RECORDS FOR THE EXERCISE Block Start

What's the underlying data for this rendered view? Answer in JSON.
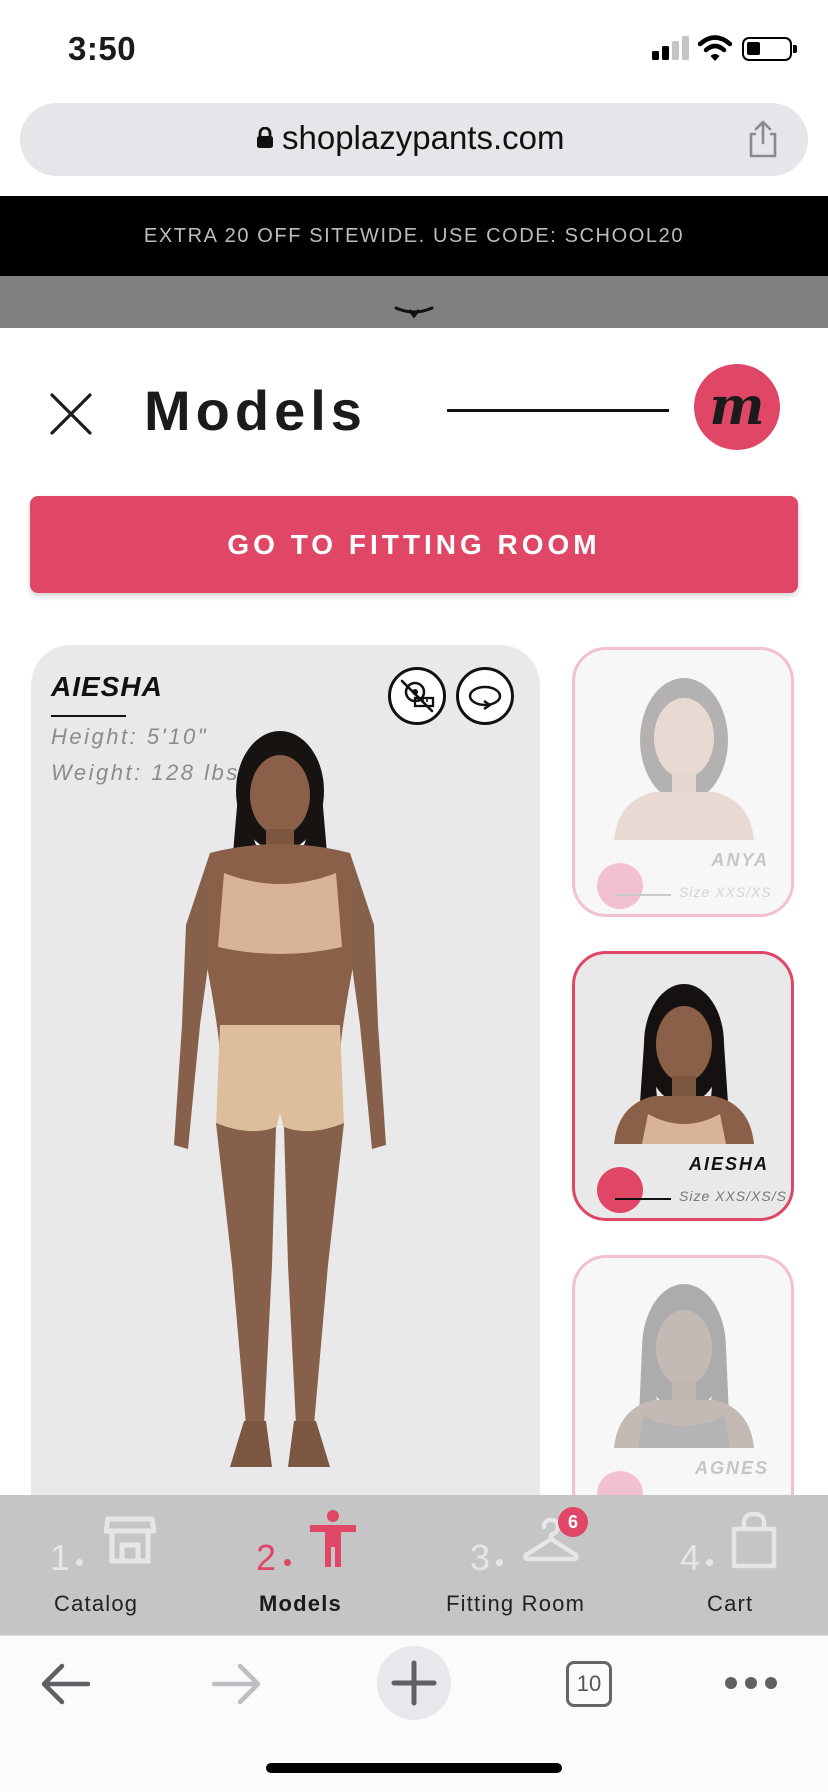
{
  "status_bar": {
    "time": "3:50"
  },
  "browser": {
    "url": "shoplazypants.com",
    "tab_count": "10"
  },
  "promo": {
    "text": "EXTRA 20 OFF SITEWIDE. USE CODE: SCHOOL20"
  },
  "header": {
    "title": "Models",
    "logo_letter": "m"
  },
  "cta": {
    "label": "GO TO FITTING ROOM"
  },
  "selected_model": {
    "name": "AIESHA",
    "height": "Height: 5'10\"",
    "weight": "Weight: 128 lbs"
  },
  "models": [
    {
      "name": "ANYA",
      "size": "Size XXS/XS",
      "selected": false
    },
    {
      "name": "AIESHA",
      "size": "Size XXS/XS/S",
      "selected": true
    },
    {
      "name": "AGNES",
      "size": "",
      "selected": false
    }
  ],
  "steps": [
    {
      "number": "1",
      "label": "Catalog",
      "icon": "storefront-icon"
    },
    {
      "number": "2",
      "label": "Models",
      "icon": "person-icon"
    },
    {
      "number": "3",
      "label": "Fitting Room",
      "icon": "hanger-icon",
      "badge": "6"
    },
    {
      "number": "4",
      "label": "Cart",
      "icon": "shopping-bag-icon"
    }
  ],
  "colors": {
    "accent": "#e04665",
    "accent_light": "#f2c1cf",
    "promo_bg": "#000000",
    "step_nav_bg": "#c5c5c5"
  }
}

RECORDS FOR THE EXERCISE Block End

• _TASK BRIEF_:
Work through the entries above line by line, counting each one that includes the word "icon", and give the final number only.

• _RESPONSE AREA_:
4